In Jesus: A Revolutionary Biography, scholar John Dominic Crossan presents his reconstruction of the historical Jesus. Citing the fourfold accounts of the canonical gospels as presenting a problem for the Christian tradition when trying to determine the historical narrative of Jesus’ life,[1] Crossan endeavors to make use of historical-critical methodology in determining the true narrative, words, and actions of the historical Jesus. Considering the cross-cultural anthropology, Greco-Roman and Jewish history, and literary and textual considerations of canonical and non-canonical material,[2] Crossan seeks to find accounts that fits the known historical record, cultural expectations, and presents material unique enough to demonstrate the life of Jesus of Nazareth. Crossan operates with a set of presuppositions that some may find difficult to accept, such as his philosophical naturalism on some points. Overall however, Jesus: A Revolutionary Biography presents a narrative of the life of Jesus that, given the materials and criteria used by Crossan, presents a problematic image of the historical Jesus. Continue reading

Book Review: Jesus: A Revolutionary Biography (Crossan)
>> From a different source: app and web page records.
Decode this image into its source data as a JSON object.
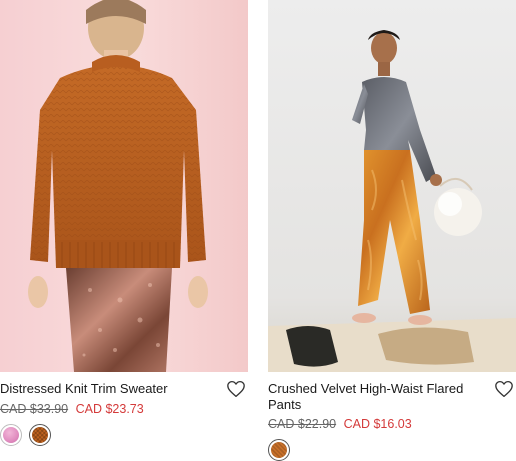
{
  "products": [
    {
      "name": "Distressed Knit Trim Sweater",
      "price_original": "CAD $33.90",
      "price_sale": "CAD $23.73",
      "swatches": [
        {
          "color": "#e08cbf",
          "label": "pink"
        },
        {
          "color": "#c6651f",
          "label": "rust"
        }
      ],
      "wishlist_icon": "heart-outline-icon"
    },
    {
      "name": "Crushed Velvet High-Waist Flared Pants",
      "price_original": "CAD $22.90",
      "price_sale": "CAD $16.03",
      "swatches": [
        {
          "color": "#c9712a",
          "label": "orange"
        }
      ],
      "wishlist_icon": "heart-outline-icon"
    }
  ],
  "colors": {
    "sale_price": "#d43a3a",
    "original_price": "#666666"
  }
}
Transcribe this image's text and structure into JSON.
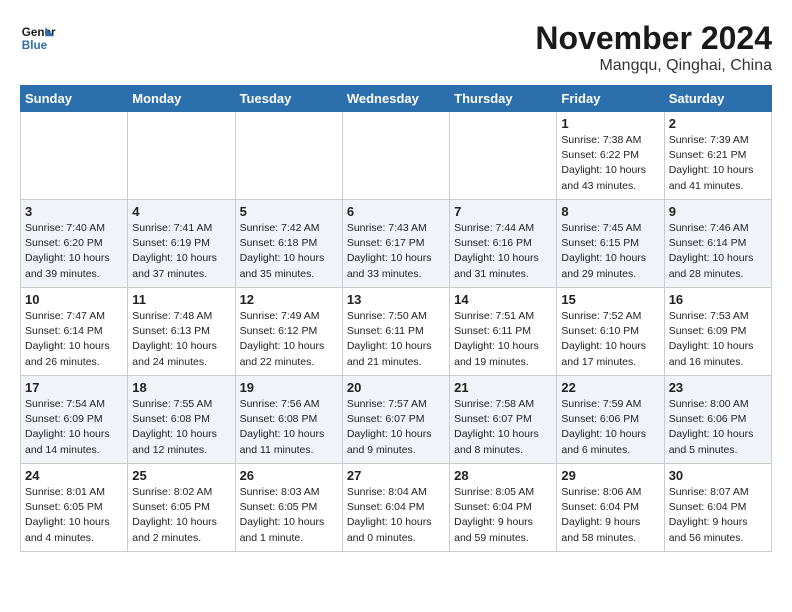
{
  "header": {
    "logo_line1": "General",
    "logo_line2": "Blue",
    "month": "November 2024",
    "location": "Mangqu, Qinghai, China"
  },
  "days_of_week": [
    "Sunday",
    "Monday",
    "Tuesday",
    "Wednesday",
    "Thursday",
    "Friday",
    "Saturday"
  ],
  "weeks": [
    [
      {
        "day": "",
        "content": ""
      },
      {
        "day": "",
        "content": ""
      },
      {
        "day": "",
        "content": ""
      },
      {
        "day": "",
        "content": ""
      },
      {
        "day": "",
        "content": ""
      },
      {
        "day": "1",
        "content": "Sunrise: 7:38 AM\nSunset: 6:22 PM\nDaylight: 10 hours and 43 minutes."
      },
      {
        "day": "2",
        "content": "Sunrise: 7:39 AM\nSunset: 6:21 PM\nDaylight: 10 hours and 41 minutes."
      }
    ],
    [
      {
        "day": "3",
        "content": "Sunrise: 7:40 AM\nSunset: 6:20 PM\nDaylight: 10 hours and 39 minutes."
      },
      {
        "day": "4",
        "content": "Sunrise: 7:41 AM\nSunset: 6:19 PM\nDaylight: 10 hours and 37 minutes."
      },
      {
        "day": "5",
        "content": "Sunrise: 7:42 AM\nSunset: 6:18 PM\nDaylight: 10 hours and 35 minutes."
      },
      {
        "day": "6",
        "content": "Sunrise: 7:43 AM\nSunset: 6:17 PM\nDaylight: 10 hours and 33 minutes."
      },
      {
        "day": "7",
        "content": "Sunrise: 7:44 AM\nSunset: 6:16 PM\nDaylight: 10 hours and 31 minutes."
      },
      {
        "day": "8",
        "content": "Sunrise: 7:45 AM\nSunset: 6:15 PM\nDaylight: 10 hours and 29 minutes."
      },
      {
        "day": "9",
        "content": "Sunrise: 7:46 AM\nSunset: 6:14 PM\nDaylight: 10 hours and 28 minutes."
      }
    ],
    [
      {
        "day": "10",
        "content": "Sunrise: 7:47 AM\nSunset: 6:14 PM\nDaylight: 10 hours and 26 minutes."
      },
      {
        "day": "11",
        "content": "Sunrise: 7:48 AM\nSunset: 6:13 PM\nDaylight: 10 hours and 24 minutes."
      },
      {
        "day": "12",
        "content": "Sunrise: 7:49 AM\nSunset: 6:12 PM\nDaylight: 10 hours and 22 minutes."
      },
      {
        "day": "13",
        "content": "Sunrise: 7:50 AM\nSunset: 6:11 PM\nDaylight: 10 hours and 21 minutes."
      },
      {
        "day": "14",
        "content": "Sunrise: 7:51 AM\nSunset: 6:11 PM\nDaylight: 10 hours and 19 minutes."
      },
      {
        "day": "15",
        "content": "Sunrise: 7:52 AM\nSunset: 6:10 PM\nDaylight: 10 hours and 17 minutes."
      },
      {
        "day": "16",
        "content": "Sunrise: 7:53 AM\nSunset: 6:09 PM\nDaylight: 10 hours and 16 minutes."
      }
    ],
    [
      {
        "day": "17",
        "content": "Sunrise: 7:54 AM\nSunset: 6:09 PM\nDaylight: 10 hours and 14 minutes."
      },
      {
        "day": "18",
        "content": "Sunrise: 7:55 AM\nSunset: 6:08 PM\nDaylight: 10 hours and 12 minutes."
      },
      {
        "day": "19",
        "content": "Sunrise: 7:56 AM\nSunset: 6:08 PM\nDaylight: 10 hours and 11 minutes."
      },
      {
        "day": "20",
        "content": "Sunrise: 7:57 AM\nSunset: 6:07 PM\nDaylight: 10 hours and 9 minutes."
      },
      {
        "day": "21",
        "content": "Sunrise: 7:58 AM\nSunset: 6:07 PM\nDaylight: 10 hours and 8 minutes."
      },
      {
        "day": "22",
        "content": "Sunrise: 7:59 AM\nSunset: 6:06 PM\nDaylight: 10 hours and 6 minutes."
      },
      {
        "day": "23",
        "content": "Sunrise: 8:00 AM\nSunset: 6:06 PM\nDaylight: 10 hours and 5 minutes."
      }
    ],
    [
      {
        "day": "24",
        "content": "Sunrise: 8:01 AM\nSunset: 6:05 PM\nDaylight: 10 hours and 4 minutes."
      },
      {
        "day": "25",
        "content": "Sunrise: 8:02 AM\nSunset: 6:05 PM\nDaylight: 10 hours and 2 minutes."
      },
      {
        "day": "26",
        "content": "Sunrise: 8:03 AM\nSunset: 6:05 PM\nDaylight: 10 hours and 1 minute."
      },
      {
        "day": "27",
        "content": "Sunrise: 8:04 AM\nSunset: 6:04 PM\nDaylight: 10 hours and 0 minutes."
      },
      {
        "day": "28",
        "content": "Sunrise: 8:05 AM\nSunset: 6:04 PM\nDaylight: 9 hours and 59 minutes."
      },
      {
        "day": "29",
        "content": "Sunrise: 8:06 AM\nSunset: 6:04 PM\nDaylight: 9 hours and 58 minutes."
      },
      {
        "day": "30",
        "content": "Sunrise: 8:07 AM\nSunset: 6:04 PM\nDaylight: 9 hours and 56 minutes."
      }
    ]
  ]
}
Jesus - A Revolutionary BiographyIn Jesus: A Revolutionary Biography, John Dominic Crossan writes what he calls a “startling account of what we can know about the life of Jesus.” [1] Crossan, who currently holds a Professor Emeritus of Religious Studies position at DePaul University in Chicago, was co-chair of the Jesus Seminar from 1985 until 1996, and has written over twenty-five books on the historical Jesus and early Christianity. [2] Written for a popular audience, Jesus portrays Crossan’s personal “reconstruction of the historical Jesus derived from twenty-five years of scholarly research.” [3] In this work Crossan seeks to outline the life of the historical Jesus that he believes lay beneath the canonical Gospel accounts in a manner as accurate and intellectually honest as possible. [4] Upon reading this book, the reader will see that Crossan has assembled a variety of interpretations that, when combined with his theological and philosophical presuppositions and understanding of the canonical Gospel narratives, makes for a potentially persuasive and fairly historical narrative of the life of the historical Jesus.
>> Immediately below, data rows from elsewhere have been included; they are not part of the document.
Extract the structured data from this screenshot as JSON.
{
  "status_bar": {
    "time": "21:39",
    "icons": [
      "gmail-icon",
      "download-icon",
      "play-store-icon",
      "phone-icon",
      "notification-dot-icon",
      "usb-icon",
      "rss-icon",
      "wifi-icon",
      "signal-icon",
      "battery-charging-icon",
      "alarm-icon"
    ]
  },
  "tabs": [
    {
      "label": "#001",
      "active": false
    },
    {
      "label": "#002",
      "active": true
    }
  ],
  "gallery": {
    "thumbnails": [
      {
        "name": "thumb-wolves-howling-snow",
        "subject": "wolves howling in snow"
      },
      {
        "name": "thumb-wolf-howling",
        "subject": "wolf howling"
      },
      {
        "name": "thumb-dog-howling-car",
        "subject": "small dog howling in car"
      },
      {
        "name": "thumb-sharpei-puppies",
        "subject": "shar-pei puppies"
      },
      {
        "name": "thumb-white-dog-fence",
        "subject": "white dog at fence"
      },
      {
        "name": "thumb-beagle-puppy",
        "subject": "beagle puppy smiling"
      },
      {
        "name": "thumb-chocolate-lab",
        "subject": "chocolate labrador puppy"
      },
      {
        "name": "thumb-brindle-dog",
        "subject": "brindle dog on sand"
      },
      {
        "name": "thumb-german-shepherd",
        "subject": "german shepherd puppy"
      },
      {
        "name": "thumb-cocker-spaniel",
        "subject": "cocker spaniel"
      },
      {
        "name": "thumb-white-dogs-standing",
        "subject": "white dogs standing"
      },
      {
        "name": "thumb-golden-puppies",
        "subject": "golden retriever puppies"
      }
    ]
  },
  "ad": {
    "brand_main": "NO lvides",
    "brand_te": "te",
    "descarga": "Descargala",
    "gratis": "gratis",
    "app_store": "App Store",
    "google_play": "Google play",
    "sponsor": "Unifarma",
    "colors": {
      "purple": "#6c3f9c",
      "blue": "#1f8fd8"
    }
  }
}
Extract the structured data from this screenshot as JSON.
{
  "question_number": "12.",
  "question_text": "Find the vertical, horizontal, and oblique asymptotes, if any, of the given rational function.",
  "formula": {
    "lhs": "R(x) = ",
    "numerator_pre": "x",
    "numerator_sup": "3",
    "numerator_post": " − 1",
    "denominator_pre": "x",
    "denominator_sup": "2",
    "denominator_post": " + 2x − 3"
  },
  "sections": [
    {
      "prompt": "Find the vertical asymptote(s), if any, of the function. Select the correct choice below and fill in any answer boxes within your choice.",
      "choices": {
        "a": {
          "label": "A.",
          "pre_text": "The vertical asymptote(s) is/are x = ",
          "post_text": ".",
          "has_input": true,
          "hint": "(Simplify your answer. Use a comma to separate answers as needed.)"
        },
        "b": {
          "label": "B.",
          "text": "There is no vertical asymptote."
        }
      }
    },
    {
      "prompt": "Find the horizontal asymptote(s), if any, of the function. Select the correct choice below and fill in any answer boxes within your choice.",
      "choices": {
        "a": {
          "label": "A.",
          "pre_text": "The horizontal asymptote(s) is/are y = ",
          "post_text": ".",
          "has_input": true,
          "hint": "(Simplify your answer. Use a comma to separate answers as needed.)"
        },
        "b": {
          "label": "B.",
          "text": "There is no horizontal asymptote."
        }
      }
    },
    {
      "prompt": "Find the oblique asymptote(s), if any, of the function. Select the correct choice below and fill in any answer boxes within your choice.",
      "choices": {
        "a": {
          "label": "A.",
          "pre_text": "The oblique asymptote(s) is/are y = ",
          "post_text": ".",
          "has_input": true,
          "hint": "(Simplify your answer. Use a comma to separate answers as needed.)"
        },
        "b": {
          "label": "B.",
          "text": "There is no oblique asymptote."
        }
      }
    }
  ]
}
As a part of the Jesus Seminar, Crossan’s name understandably carries with it a certain stigma in certain circles of theology and education. It must be noted that this review attempts to digest and comment upon this particular work from an academic and literary perspective. This review will not provide exegesis of Crossan’s theological or philosophical assumptions and considerations, but will only comment upon the coherency of his arguments as presented in a book intended for popular consumption.[5] Of primary concern for this review will be considering its purposefulness and adherence to such general guidelines of any introductory study of the Gospels, such as those presented by Mark Allan Powell in his work, The Fortress Introduction to the Gospels.[6] Continue reading